The layoffs that resulted caused 217,000 U.S. workers to lose their jobs. Hotel occupancy in oil-industry centers fell, and leasing of industrial properties and office space declined sharply. In Houston, 11 million square feet of office space stood empty. New construction projects started during the oil boom compounded the problem of unoccupied office space.
Other employment sectors have begun to ease the pain with government agencies, health care companies and technology companies creating strong demand for office space. Some energy companies restructured their leases so that landlords could continue to collect revenue. Subleasing, however, continues to dilute the market by competing with new properties.

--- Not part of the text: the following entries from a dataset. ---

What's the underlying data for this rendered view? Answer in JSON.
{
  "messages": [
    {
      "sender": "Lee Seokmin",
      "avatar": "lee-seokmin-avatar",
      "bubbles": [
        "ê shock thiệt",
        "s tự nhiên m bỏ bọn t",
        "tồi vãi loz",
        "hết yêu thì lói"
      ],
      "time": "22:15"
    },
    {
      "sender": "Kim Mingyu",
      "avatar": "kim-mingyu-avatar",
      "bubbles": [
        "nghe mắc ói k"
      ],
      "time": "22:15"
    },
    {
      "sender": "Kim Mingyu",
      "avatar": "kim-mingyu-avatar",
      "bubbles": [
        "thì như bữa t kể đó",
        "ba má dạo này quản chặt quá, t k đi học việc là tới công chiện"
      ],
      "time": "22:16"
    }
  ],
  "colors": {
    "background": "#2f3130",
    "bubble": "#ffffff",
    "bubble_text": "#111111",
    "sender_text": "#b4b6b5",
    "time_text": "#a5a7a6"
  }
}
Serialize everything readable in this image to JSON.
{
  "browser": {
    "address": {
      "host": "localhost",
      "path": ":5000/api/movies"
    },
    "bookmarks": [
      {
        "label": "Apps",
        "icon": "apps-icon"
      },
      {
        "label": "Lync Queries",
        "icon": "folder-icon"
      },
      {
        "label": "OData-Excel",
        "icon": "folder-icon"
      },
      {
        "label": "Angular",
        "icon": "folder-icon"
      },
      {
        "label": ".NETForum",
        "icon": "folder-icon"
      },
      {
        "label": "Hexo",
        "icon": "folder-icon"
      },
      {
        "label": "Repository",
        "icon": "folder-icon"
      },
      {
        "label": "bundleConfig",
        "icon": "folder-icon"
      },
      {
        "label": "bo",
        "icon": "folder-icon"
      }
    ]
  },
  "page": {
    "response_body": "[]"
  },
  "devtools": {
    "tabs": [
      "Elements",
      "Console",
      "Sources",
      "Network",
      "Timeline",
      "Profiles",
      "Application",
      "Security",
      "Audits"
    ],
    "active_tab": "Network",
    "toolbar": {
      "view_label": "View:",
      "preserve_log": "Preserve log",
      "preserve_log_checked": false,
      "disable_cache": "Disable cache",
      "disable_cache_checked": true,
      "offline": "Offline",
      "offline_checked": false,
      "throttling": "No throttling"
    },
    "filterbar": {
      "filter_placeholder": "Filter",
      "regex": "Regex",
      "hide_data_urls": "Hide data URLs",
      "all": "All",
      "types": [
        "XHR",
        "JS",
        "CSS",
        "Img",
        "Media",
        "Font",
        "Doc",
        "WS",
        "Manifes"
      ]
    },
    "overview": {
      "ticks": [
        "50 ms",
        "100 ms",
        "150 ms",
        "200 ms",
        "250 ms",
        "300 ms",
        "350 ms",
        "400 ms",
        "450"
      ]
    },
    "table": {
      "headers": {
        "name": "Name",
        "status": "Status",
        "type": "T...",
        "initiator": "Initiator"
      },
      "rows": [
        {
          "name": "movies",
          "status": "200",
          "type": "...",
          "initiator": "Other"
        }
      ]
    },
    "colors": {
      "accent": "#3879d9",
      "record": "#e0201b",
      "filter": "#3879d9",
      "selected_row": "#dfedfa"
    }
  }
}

As this information suggests, a person considering an investment in commercial real estate will need to thoroughly consider the short and long-term economic landscape. The financial difficulties of one company could produce an opportunity for an investor. A person about to enter a deal could work with an attorney to gain additional insights about the property. An attorney could evaluate the leases of existing tenants and explain what liabilities a purchase might apply to the new owner. Regulatory issues like zoning could also be studied by an attorney who might negotiate with local authorities to gain concessions important to the ongoing profitability of the investment.